“Because most cancer research focuses on patients, their partners and family members are often left out,” she says. “I want to develop and test psychosocial interventions to help women living with breast cancer and their partners and families. There are very few interventions like this right now.”
Jeff Springston of the Grady College of Journalism and Mass Communication works to help people benefit from regular cancer screenings. Rather than relying on pamphlets and other traditional media, which typically take a one-size-fits-all approach to health communication, he is using new media technologies such as interactive kiosks and DVDs to target messages to specific populations.
Springston, a core-director of UGA’s Southern Center for Communication, Health, and Poverty, is himself a prostate-cancer survivor. “Had I not been sensitized to the importance of cancer screenings through my work, I’m not sure I would’ve found my cancer as early as I did,” says Springston. “This is an area where communication can make a real difference in life-or-death decisions.”

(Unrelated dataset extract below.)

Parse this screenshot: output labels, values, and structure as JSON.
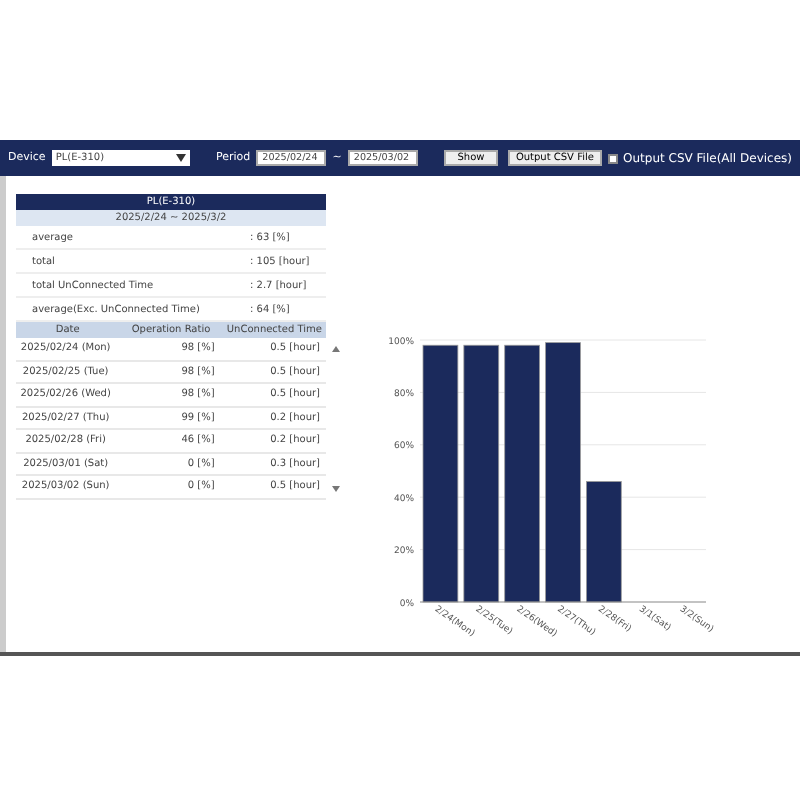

Despite their affiliation and commitment, many of the professionals at the UGA Cancer Center don’t think of themselves exclusively as cancer researchers. They are simply applying their knowledge and skills to investigating cancer, and many point out that their work also has applications to other diseases, such as diabetes and Alzheimer’s.
Yet while researchers at the Cancer Center pursue their work, often in collaboration with colleagues at clinics, medical centers, and pharmaceutical companies across the country, all of them understand—whether they call themselves cancer researchers or not—the importance of their work. Alongside the photo of Young, the pancreatic cancer survivor whose portrait hangs in the conference room, is a photo of Avinash Sujan, a promising post-doc, who died of a brain tumor. Though determined, the researchers know that it will likely take years before their findings translate into front-line treatments.
This is the way it must be, as tomorrow’s treatments and other advances will necessarily be rooted in today’s basic research, which is usually a trial-and-error, painstaking, and time-consuming process. “To combat cancer, we need new approaches and new understandings,” says Boons, “and that is what basic research can offer.”
(Sam Fahmy is a UGA science writer and frequent contributor to ugaresearch).
To learn more about the UGA Cancer Center, visit: www.uga.edu/cancercenter
The University of Georgia’s McPhaul Family Therapy Clinic offers counseling services on a sliding-fee scale for patients, partners and families dealing with cancer.
For more information, call (706) 542-4486 or visit www.fcs.uga.edu/cfd/mft/clinic.html